Since AC motors rely on a constant
frequency supply, they are mainly used on
larger aircraft. Motors are generally
classified as follows:
Large motors have an output of 3 KW
(kilowatt) or more and are normally three-
Medium to small motors range from 3 KW
down to 50 W and are mostly single-
phase machines. Motors rated at less than
750 W are referred to as fractional
horsepower (FHP) machines.
Miniature motors are rated at less than 50
W and are used in instruments and
On aircraft, these motors are either
induction or synchronous machines.
1.1 Stator-Produced Rotating
When a magnet is rotated within a
three-phase stator, a three-phase voltage
is produced. If this process is reversed
(i.e. by connecting the three-phase supply
to a three-phase stator), a rotating field is
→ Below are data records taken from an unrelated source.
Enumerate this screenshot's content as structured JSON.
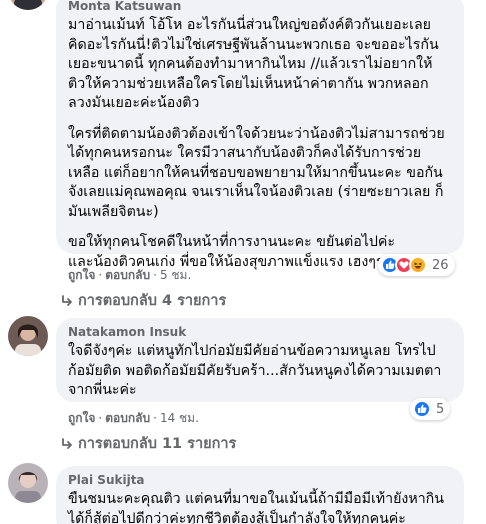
{
  "comments": [
    {
      "author": "Monta Katsuwan",
      "paragraphs": [
        [
          "มาอ่านเม้นท์ โอ้โห อะไรกันนี่ส่วนใหญ่ขอดังค์ติวกันเยอะเลย",
          "คิดอะไรกันนี่!ติวไม่ใช่เศรษฐีพันล้านนะพวกเธอ จะขออะไรกัน",
          "เยอะขนาดนี้ ทุกคนต้องทำมาหากินไหม //แล้วเราไม่อยากให้",
          "ติวให้ความช่วยเหลือใครโดยไม่เห็นหน้าค่าตากัน พวกหลอก",
          "ลวงมันเยอะค่ะน้องติว"
        ],
        [
          "ใครที่ติดตามน้องติวต้องเข้าใจด้วยนะว่าน้องติวไม่สามารถช่วย",
          "ได้ทุกคนหรอกนะ ใครมีวาสนากับน้องติวก็คงได้รับการช่วย",
          "เหลือ แต่ก็อยากให้คนที่ชอบขอพยายามให้มากขึ้นนะคะ ขอกัน",
          "จังเลยแม่คุณพอคุณ จนเราเห็นใจน้องติวเลย (ร่ายซะยาวเลย ก็",
          "มันเพลียจิตนะ)"
        ],
        [
          "ขอให้ทุกคนโชคดีในหน้าที่การงานนะคะ ขยันต่อไปค่ะ",
          "และน้องติวคนเก่ง พี่ขอให้น้องสุขภาพแข็งแรง เฮงๆรวยๆนะคะ"
        ]
      ],
      "like_label": "ถูกใจ",
      "reply_label": "ตอบกลับ",
      "time": "5 ชม.",
      "reaction_count": "26",
      "replies_label": "การตอบกลับ 4 รายการ"
    },
    {
      "author": "Natakamon Insuk",
      "paragraphs": [
        [
          "ใจดีจังๆค่ะ แต่หนูทักไปก่อมัยมีคัยอ่านข้อความหนูเลย โทรไป",
          "ก้อมัยติด พอติดก้อมัยมีคัยรับคร้า...สักวันหนูคงได้ความเมตตา",
          "จากพี่นะค่ะ"
        ]
      ],
      "like_label": "ถูกใจ",
      "reply_label": "ตอบกลับ",
      "time": "14 ชม.",
      "reaction_count": "5",
      "replies_label": "การตอบกลับ 11 รายการ"
    },
    {
      "author": "Plai Sukijta",
      "paragraphs": [
        [
          "ขืนชมนะคะคุณติว แต่คนที่มาขอในเม้นนี้ถ้ามีมือมีเท้ายังหากิน",
          "ได้ก็สู้ต่อไปดีกว่าค่ะทุกชีวิตต้องสู้เป็นกำลังใจให้ทุกคนค่ะ"
        ]
      ]
    }
  ],
  "colors": {
    "bubble": "#f0f2f5",
    "secondary_text": "#65676b",
    "like_blue": "#1877f2",
    "love_red": "#f33e58",
    "haha_yellow": "#f7b125"
  }
}
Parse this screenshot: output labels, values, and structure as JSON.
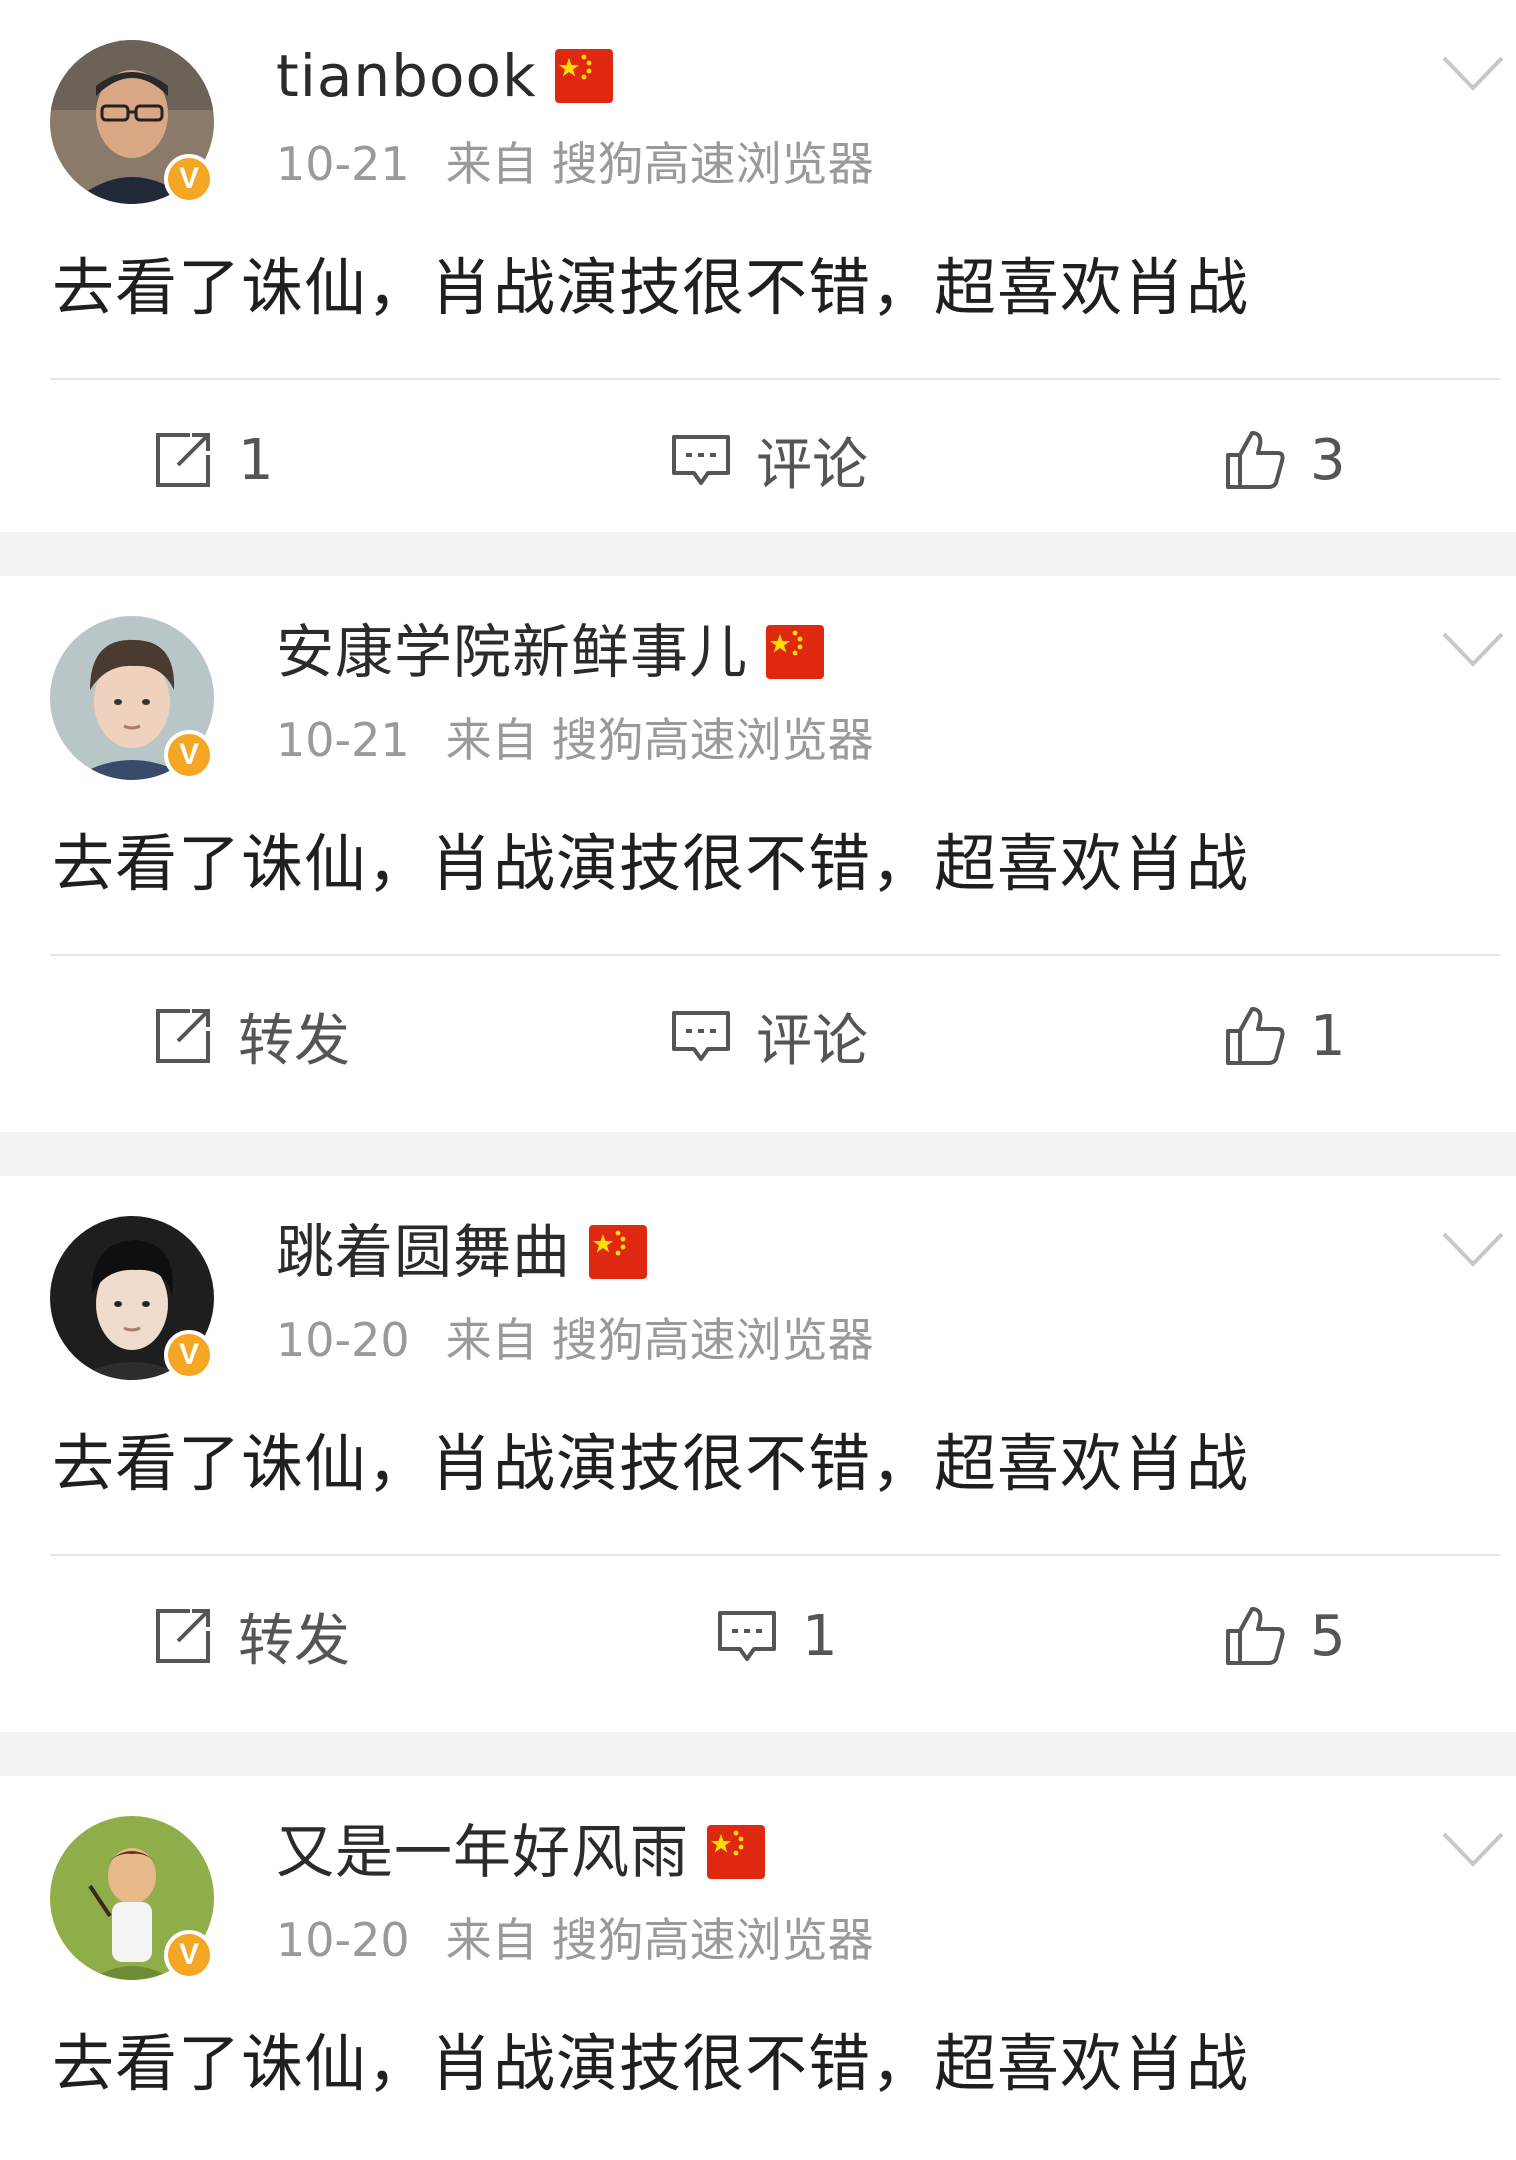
{
  "labels": {
    "repost": "转发",
    "comment": "评论",
    "from": "来自",
    "flag_icon": "china-flag-icon",
    "badge": "V"
  },
  "icons": {
    "repost": "repost-icon",
    "comment": "comment-icon",
    "like": "thumbs-up-icon",
    "more": "chevron-down-icon",
    "verified": "verified-badge-icon"
  },
  "colors": {
    "badge": "#f5a623",
    "flag_red": "#de2910",
    "flag_star": "#ffde00",
    "text": "#1f1f1f",
    "meta": "#9a9a9a",
    "separator": "#f2f2f2"
  },
  "posts": [
    {
      "username": "tianbook",
      "date": "10-21",
      "from": "来自",
      "source": "搜狗高速浏览器",
      "content": "去看了诛仙，肖战演技很不错，超喜欢肖战",
      "repost": "1",
      "comment": "评论",
      "like": "3"
    },
    {
      "username": "安康学院新鲜事儿",
      "date": "10-21",
      "from": "来自",
      "source": "搜狗高速浏览器",
      "content": "去看了诛仙，肖战演技很不错，超喜欢肖战",
      "repost": "转发",
      "comment": "评论",
      "like": "1"
    },
    {
      "username": "跳着圆舞曲",
      "date": "10-20",
      "from": "来自",
      "source": "搜狗高速浏览器",
      "content": "去看了诛仙，肖战演技很不错，超喜欢肖战",
      "repost": "转发",
      "comment": "1",
      "like": "5"
    },
    {
      "username": "又是一年好风雨",
      "date": "10-20",
      "from": "来自",
      "source": "搜狗高速浏览器",
      "content": "去看了诛仙，肖战演技很不错，超喜欢肖战"
    }
  ]
}
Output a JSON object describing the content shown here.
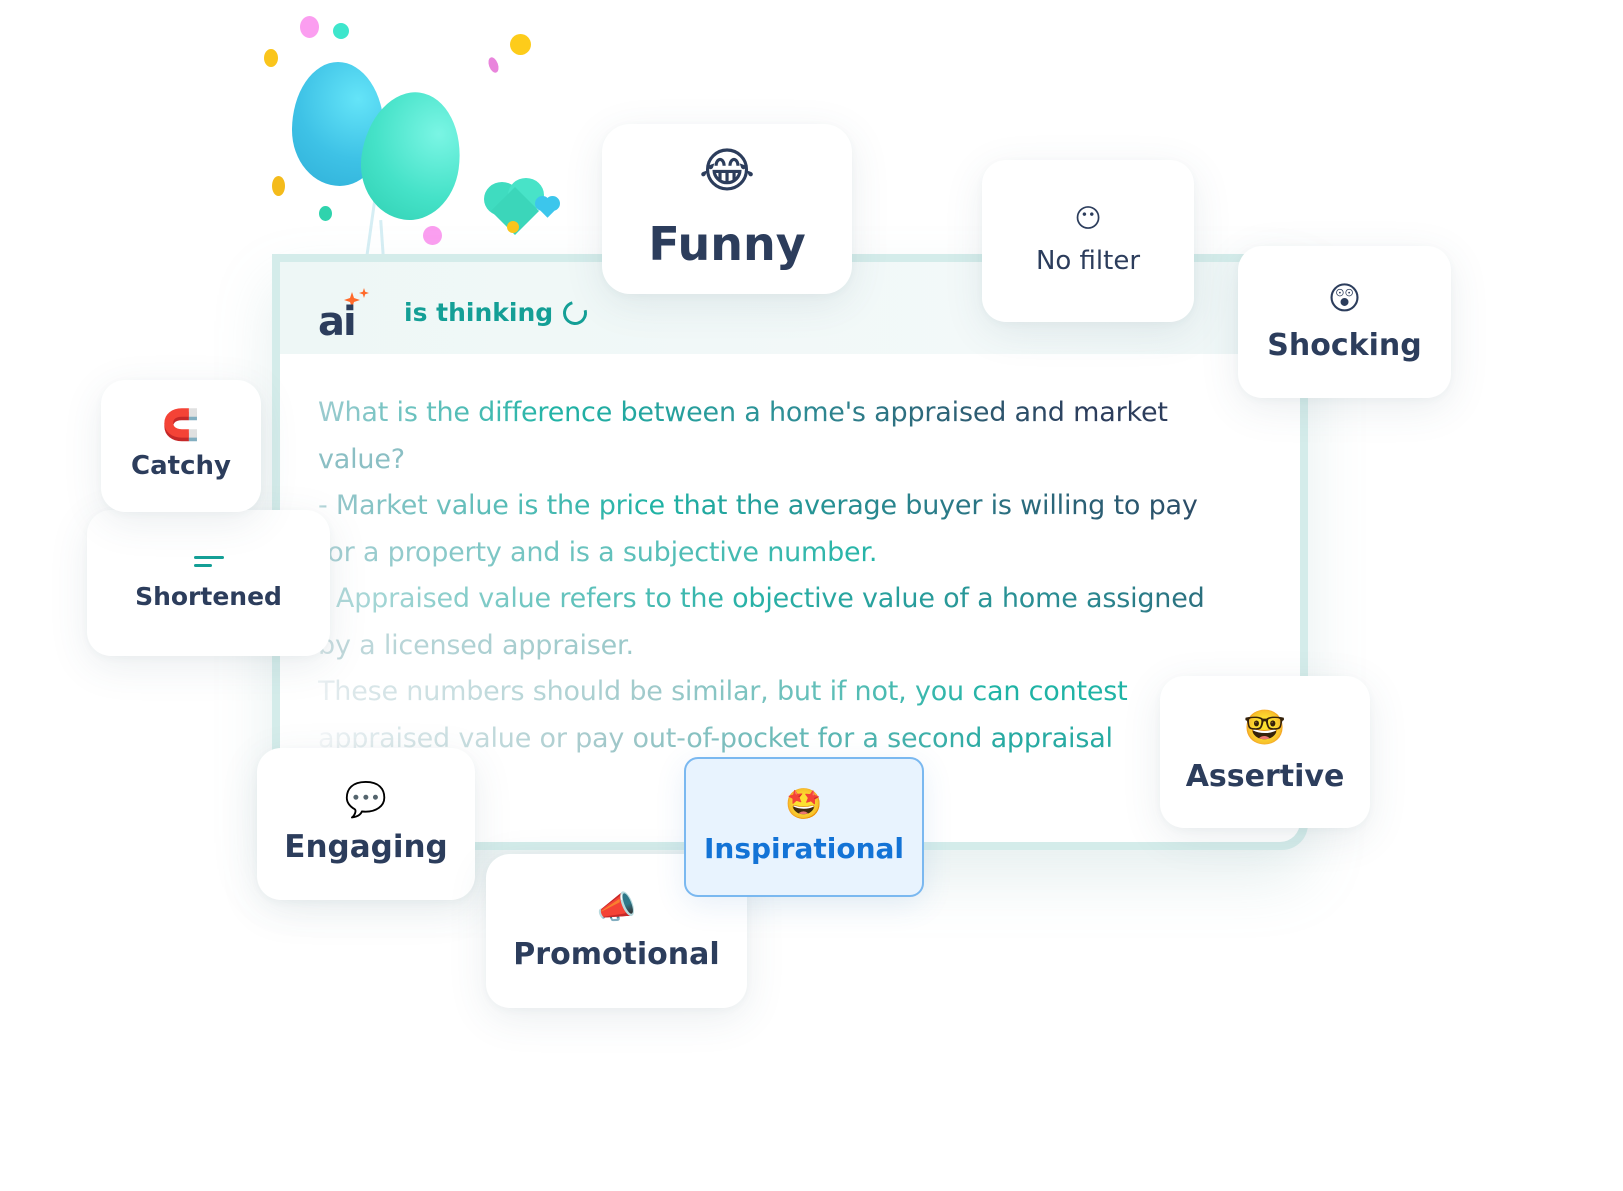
{
  "assistant": {
    "logo_text": "ai",
    "status_text": "is thinking",
    "status_icon": "spinner-icon",
    "response_lines": [
      "What is the difference between a home's appraised and market",
      "value?",
      "- Market value is the price that the average buyer is willing to pay",
      "for a property and is a subjective number.",
      "- Appraised value refers to the objective value of a home assigned",
      "by a licensed appraiser.",
      "These numbers should be similar, but if not, you can contest",
      "appraised value or pay out-of-pocket for a second appraisal"
    ]
  },
  "tones": [
    {
      "id": "funny",
      "label": "Funny",
      "emoji": "😂",
      "icon": "face-with-tears-of-joy-icon",
      "selected": false
    },
    {
      "id": "nofilter",
      "label": "No filter",
      "emoji": "😶",
      "icon": "face-without-mouth-icon",
      "selected": false
    },
    {
      "id": "shocking",
      "label": "Shocking",
      "emoji": "😲",
      "icon": "astonished-face-icon",
      "selected": false
    },
    {
      "id": "catchy",
      "label": "Catchy",
      "emoji": "🧲",
      "icon": "magnet-icon",
      "selected": false
    },
    {
      "id": "shortened",
      "label": "Shortened",
      "emoji": "",
      "icon": "short-lines-icon",
      "selected": false
    },
    {
      "id": "engaging",
      "label": "Engaging",
      "emoji": "💬",
      "icon": "speech-bubble-icon",
      "selected": false
    },
    {
      "id": "inspirational",
      "label": "Inspirational",
      "emoji": "🤩",
      "icon": "star-struck-icon",
      "selected": true
    },
    {
      "id": "promotional",
      "label": "Promotional",
      "emoji": "📣",
      "icon": "megaphone-icon",
      "selected": false
    },
    {
      "id": "assertive",
      "label": "Assertive",
      "emoji": "🤓",
      "icon": "nerd-face-icon",
      "selected": false
    }
  ],
  "colors": {
    "brand_teal": "#149f96",
    "text_navy": "#2c3d5c",
    "selected_blue": "#1373d6",
    "selected_bg": "#e8f3fe",
    "sparkle_orange": "#ff6a2b"
  }
}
produced, as shown in the following
Figure 12-1 Generation of A Rotating Magnetic Field
If a rotor is then placed in the centre
of the rotating magnetic field, a
magnetic field is induced in it, which
locks onto the rotating outer field and
turns with it.
12.2 Induction (Squirrel Cage) Motor
The induction motor is one of the
most widely used types of AC motor,
which is used on aircraft to drive fuel
pumps, actuators, and air conditioning.
The following diagram shows a typical
Figure 12-2 A Typical Induction Motor
Figure 12-3 Principle of Induction Motor
Figure 12-4 Torque Generated in Induction Motor
When the applied torque equals the
load torque, the motor runs at a speed
slightly less than the stator field. The
induction motor is an asynchronous
machine and possesses following
Slip speed is the difference between the
rotor speed and the synchronous (stator)
Slip Speed = Synchronous Speed - Rotor
Synchronous Speed = 60f/P
Where f = frequency of supply(Hz), and
P = number of pole pairs in stator
Reversal of rotation occurs if any two of the
motor phases are crossed over.
Loss of a phase occurs when the machine is:
The motor continues to run at a reduced
● Not running
The machine does not start, and fuses or circuit
breakers blow in the other two phases, causing
possible damage to the motor.
12.3 Two-Phase Induction Motor
A rotating magnetic field is produced in a two-
phase induction motor stator by placing the
windings 90° apart, as shown below.
12.3 Two-Phase Induction Motor
One phase is the reference phase, and
the other is the control phase. By varying
the phasing and the amplitude of the
control phase currents, the direction and
speed of rotation can be controlled. This
type of motor is, however, not as smooth
nor as powerful as a three-phase machine
and is used mainly for autopilot
servomotors or fuel trim motors.
12.4 Split-Phase Motor
This is a split-phase induction motor. Two
windings, one capacitive and the other resistive,
are both connected in parallel across a single-
phase AC supply, as shown below.
12.4 Split-Phase Motor (continue)
The current in the capacitive winding leads
the current in the resistive winding by
approximately 90° and is known as phase
splitting. This type of motor operates like a
two-phase AC motor and is used to drive
12.5 The Synchronous Motor
The stator in this type of motor is identical
to that used in an induction motor, except
the rotor in this machine alternatively
carries its own magnetic field windings,
which are supplied from a DC source.
The stator is fed with three-phase AC
and produces a rotating magnetic field,
which the rotor follows. This type of
motor is a single speed machine, where
the actual speed is determined by the
speed of the rotating field (i.e. the
frequency of the three-phase input).
Synchronous motors are used in
situations where a constant speed is
essential (e.g. gyroscopes).